EXERCISE BRIEF:
The entries should each be set down again precisely.
BEGIN PROVIDED DATA
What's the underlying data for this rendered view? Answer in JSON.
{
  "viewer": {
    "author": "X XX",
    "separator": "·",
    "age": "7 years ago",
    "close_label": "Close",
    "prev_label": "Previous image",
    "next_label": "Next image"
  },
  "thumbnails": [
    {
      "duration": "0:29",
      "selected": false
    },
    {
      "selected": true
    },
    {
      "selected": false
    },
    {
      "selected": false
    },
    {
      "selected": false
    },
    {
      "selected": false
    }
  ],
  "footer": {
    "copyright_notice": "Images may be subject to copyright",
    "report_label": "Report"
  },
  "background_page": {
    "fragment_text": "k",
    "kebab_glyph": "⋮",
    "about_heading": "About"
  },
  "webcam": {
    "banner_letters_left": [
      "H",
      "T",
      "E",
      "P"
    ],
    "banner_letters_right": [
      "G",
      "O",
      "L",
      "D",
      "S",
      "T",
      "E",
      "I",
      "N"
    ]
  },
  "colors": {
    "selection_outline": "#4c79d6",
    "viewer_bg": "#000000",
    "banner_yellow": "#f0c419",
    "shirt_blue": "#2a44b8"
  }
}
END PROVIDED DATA
RESULT FOR THIS EXERCISE:
What's the underlying data for this rendered view? Answer in JSON.
{
  "viewer": {
    "author": "X XX",
    "separator": "·",
    "age": "7 years ago",
    "close_label": "Close",
    "prev_label": "Previous image",
    "next_label": "Next image"
  },
  "thumbnails": [
    {
      "duration": "0:29",
      "selected": false
    },
    {
      "selected": true
    },
    {
      "selected": false
    },
    {
      "selected": false
    },
    {
      "selected": false
    },
    {
      "selected": false
    }
  ],
  "footer": {
    "copyright_notice": "Images may be subject to copyright",
    "report_label": "Report"
  },
  "background_page": {
    "fragment_text": "k",
    "kebab_glyph": "⋮",
    "about_heading": "About"
  },
  "webcam": {
    "banner_letters_left": [
      "H",
      "T",
      "E",
      "P"
    ],
    "banner_letters_right": [
      "G",
      "O",
      "L",
      "D",
      "S",
      "T",
      "E",
      "I",
      "N"
    ]
  },
  "colors": {
    "selection_outline": "#4c79d6",
    "viewer_bg": "#000000",
    "banner_yellow": "#f0c419",
    "shirt_blue": "#2a44b8"
  }
}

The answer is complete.